Your goal: What lines in the listing include "retweet"? Return a copy of each.

Records supplied:
□ □ □ □ □ □ □
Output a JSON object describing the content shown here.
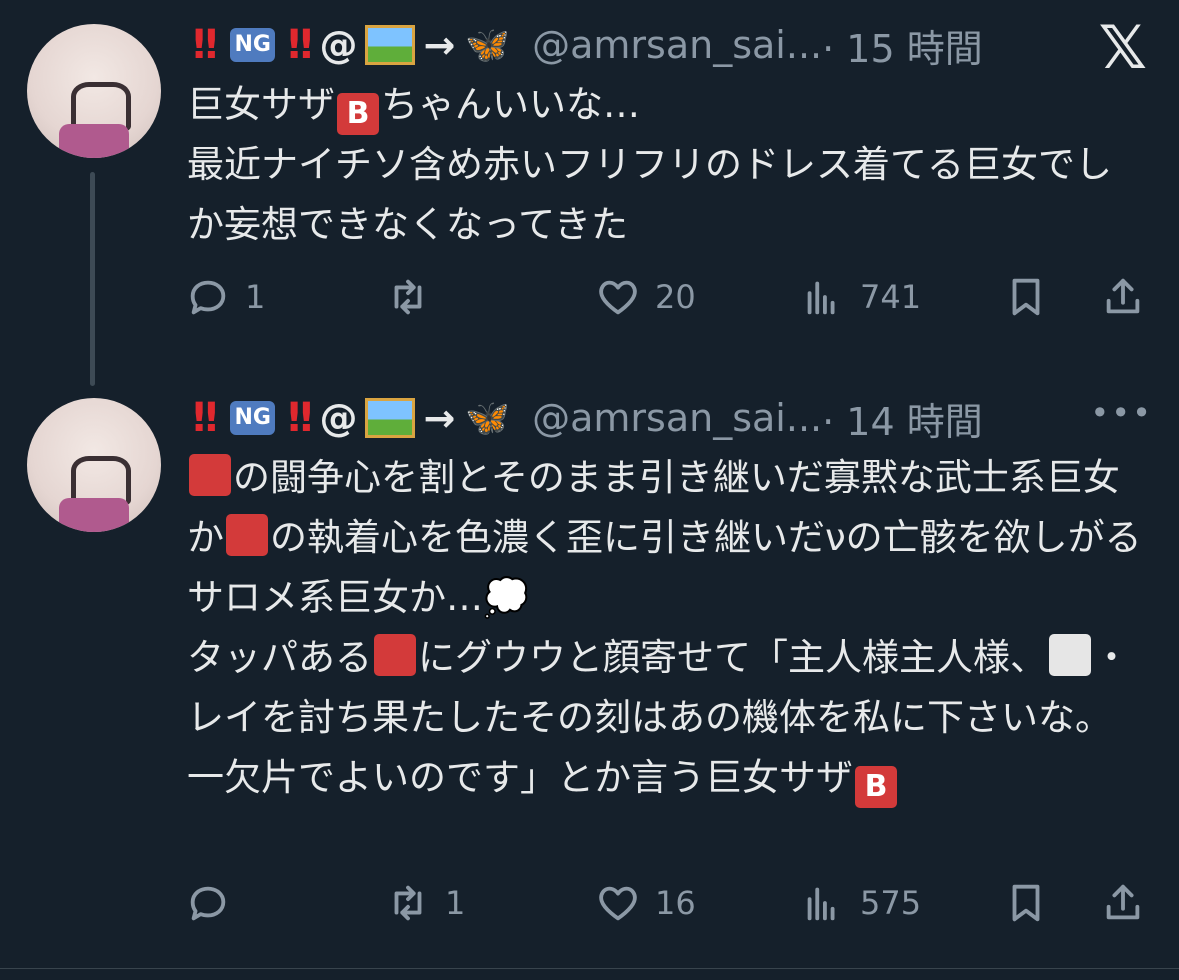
{
  "tweets": [
    {
      "display_name_tail": "@",
      "ng": "NG",
      "handle": "@amrsan_sai...",
      "time": "· 15 時間",
      "text": {
        "l1a": "巨女サザ",
        "l1b": "B",
        "l1c": "ちゃんいいな…",
        "l2": "最近ナイチソ含め赤いフリフリのドレス着てる巨女でしか妄想できなくなってきた"
      },
      "stats": {
        "reply": "1",
        "retweet": "",
        "like": "20",
        "views": "741"
      }
    },
    {
      "display_name_tail": "@",
      "ng": "NG",
      "handle": "@amrsan_sai...",
      "time": "· 14 時間",
      "text": {
        "l1": "の闘争心を割とそのまま引き継いだ寡黙な武士系巨女か",
        "l2": "の執着心を色濃く歪に引き継いだνの亡骸を欲しがるサロメ系巨女か…",
        "l3a": "タッパある",
        "l3b": "にグウウと顔寄せて「主人様主人様、",
        "l3c": "・レイを討ち果たしたその刻はあの機体を私に下さいな。一欠片でよいのです」とか言う巨女サザ",
        "b": "B"
      },
      "stats": {
        "reply": "",
        "retweet": "1",
        "like": "16",
        "views": "575"
      }
    }
  ],
  "icons": {
    "logo": "x-logo-icon",
    "more": "more-icon",
    "reply": "reply-icon",
    "retweet": "retweet-icon",
    "like": "heart-icon",
    "views": "views-icon",
    "bookmark": "bookmark-icon",
    "share": "share-icon"
  },
  "colors": {
    "background": "#15202b",
    "text": "#e7e9ea",
    "secondary": "#8b98a5"
  }
}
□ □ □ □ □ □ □
Written response:
        "retweet": "",
        "retweet": "1",
    "retweet": "retweet-icon",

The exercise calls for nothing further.